The breathing archive is one of these live documents. It invites players to edit collectively an ephemeral document that is contingent to the present conditions. The core action of the practice is to crumple and un-crumple printed A4pages . This simple action done with care wishes to send us back to the basic life’s movement, like the movement of cells breathing and heart beating. Before crumpling and un crumpling the pages, players are invited to pay attention to their own breath as a continuous support for their action. Breathing as a ground induces an attentive and open presence that favors the emergence of a poetic experience made of sensations of paper, flesh, sounds, words, images, table, colors, smells, emotions and thoughts. “ Since the poetic happens when I pay attention to details, attention is what makes the ordinary extra-ordinary; it is a door to poetic experiences” . Playing the breathing archive, one might live a suspended time that is no longer about past nor future, a time to live the ordinary as extraordinary, a time to celebrate being rather than having, with others.
Here is a video document played by three women and a one and a half years old baby: The breathing archive with Mila

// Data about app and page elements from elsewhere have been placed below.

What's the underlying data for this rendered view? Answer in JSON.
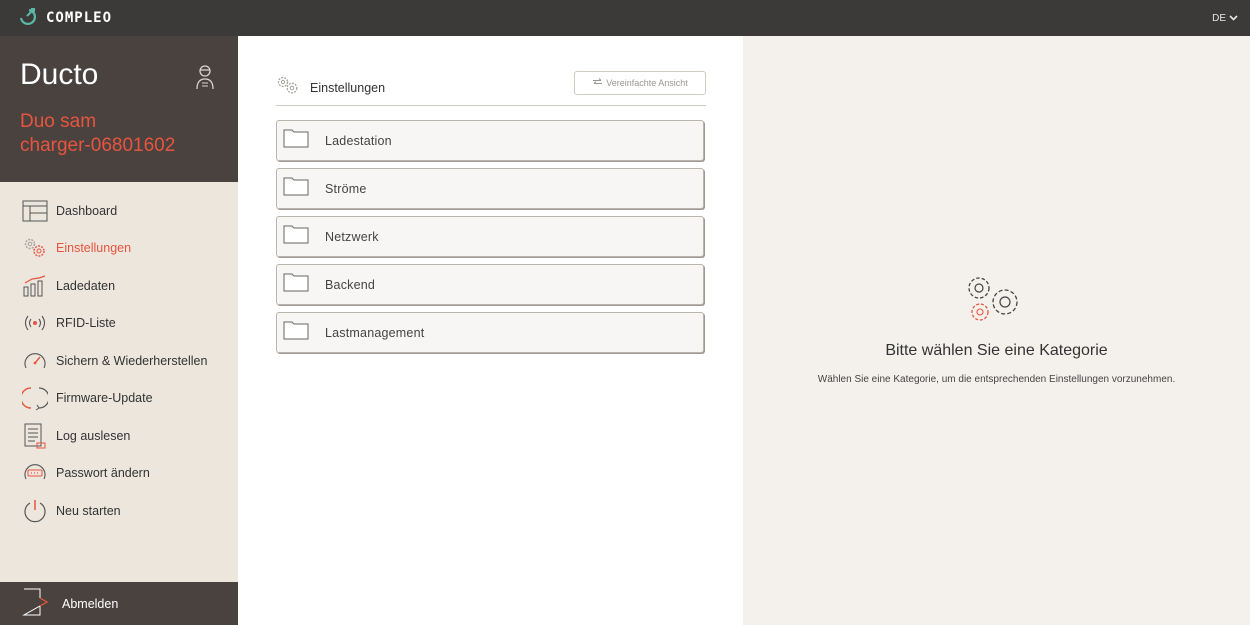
{
  "topbar": {
    "brand": "COMPLEO",
    "language": "DE"
  },
  "device": {
    "name": "Ducto",
    "subtitle_line1": "Duo sam",
    "subtitle_line2": "charger-06801602"
  },
  "sidebar": {
    "items": [
      {
        "label": "Dashboard",
        "icon": "dashboard-icon"
      },
      {
        "label": "Einstellungen",
        "icon": "settings-icon",
        "active": true
      },
      {
        "label": "Ladedaten",
        "icon": "chart-icon"
      },
      {
        "label": "RFID-Liste",
        "icon": "rfid-icon"
      },
      {
        "label": "Sichern & Wiederherstellen",
        "icon": "gauge-icon"
      },
      {
        "label": "Firmware-Update",
        "icon": "refresh-icon"
      },
      {
        "label": "Log auslesen",
        "icon": "log-icon"
      },
      {
        "label": "Passwort ändern",
        "icon": "password-icon"
      },
      {
        "label": "Neu starten",
        "icon": "power-icon"
      }
    ],
    "logout_label": "Abmelden"
  },
  "settings": {
    "title": "Einstellungen",
    "simple_view_label": "Vereinfachte Ansicht",
    "categories": [
      {
        "label": "Ladestation"
      },
      {
        "label": "Ströme"
      },
      {
        "label": "Netzwerk"
      },
      {
        "label": "Backend"
      },
      {
        "label": "Lastmanagement"
      }
    ]
  },
  "detail": {
    "title": "Bitte wählen Sie eine Kategorie",
    "subtitle": "Wählen Sie eine Kategorie, um die entsprechenden Einstellungen vorzunehmen."
  },
  "colors": {
    "accent": "#e8543f",
    "topbar": "#3b3a39",
    "sidebar_dark": "#4a423f",
    "sidebar_light": "#ece6dd",
    "panel": "#f4f1ed"
  }
}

For more information and content: http://mindthedance.com/
The breathing archive’ score applied for MTD:
: Mind The Dance is a publication of REFLEX Europe, which is a 3 year EU-project co-financed by Erasmus+ and 8 European partners.

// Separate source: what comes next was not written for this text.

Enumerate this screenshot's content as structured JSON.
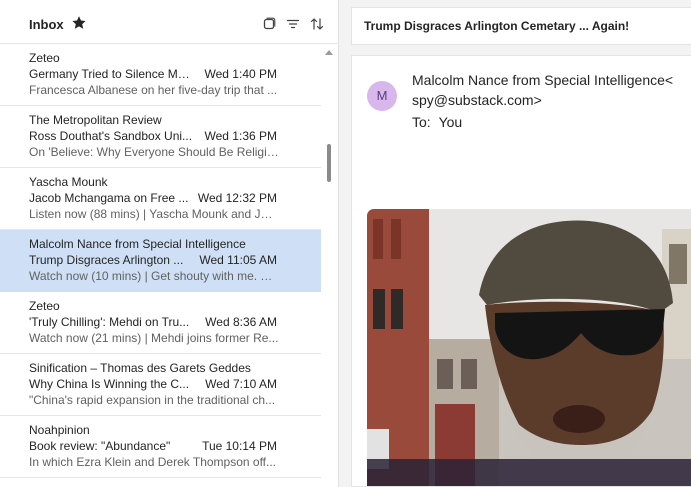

:The development of these patterns in humans parallels the evolutionary development of movement through the animal kingdom. The Basic Neurocellular Patterns are the words of our movement. They are the building blocks for the phrases and sentences of our activities. They also establish a base for our perceptual relationships (including body image and spatial orientation) and for our learning and communication. https://www.bodymindcentering.com/course/basic-neurological-patterns-bnp/
: Warm up by Lisa Nelson

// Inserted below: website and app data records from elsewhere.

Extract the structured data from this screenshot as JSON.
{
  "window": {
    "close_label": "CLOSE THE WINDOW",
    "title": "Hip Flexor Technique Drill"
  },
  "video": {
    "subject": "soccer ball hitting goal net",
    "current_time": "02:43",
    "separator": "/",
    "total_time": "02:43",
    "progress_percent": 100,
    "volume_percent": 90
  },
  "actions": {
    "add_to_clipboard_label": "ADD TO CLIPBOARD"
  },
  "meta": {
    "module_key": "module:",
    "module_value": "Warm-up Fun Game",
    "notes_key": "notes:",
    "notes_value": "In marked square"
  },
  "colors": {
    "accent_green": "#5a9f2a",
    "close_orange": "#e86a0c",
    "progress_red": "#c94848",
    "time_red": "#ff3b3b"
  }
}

: For MIND THE DANCE the content of these pages is an interview of Florence Corin and Baptiste Corin about their editing work for Contredanse: Material For The Spine by Steve Paxton, Mouvements de vie by Anna Halprin and the project in progress with Lisa Nelson. Other contents can be put at play by the score: for example the archive of my year of my post-master program at a.pass (advance performing arts and scenography studies, Brussels) or soon an anthology about Lisa Nelson
: In “ warming up the attention …” another of my contributions for MIND THE DANCE. http://mindthedance.com/#article/59/warming-up-the-attention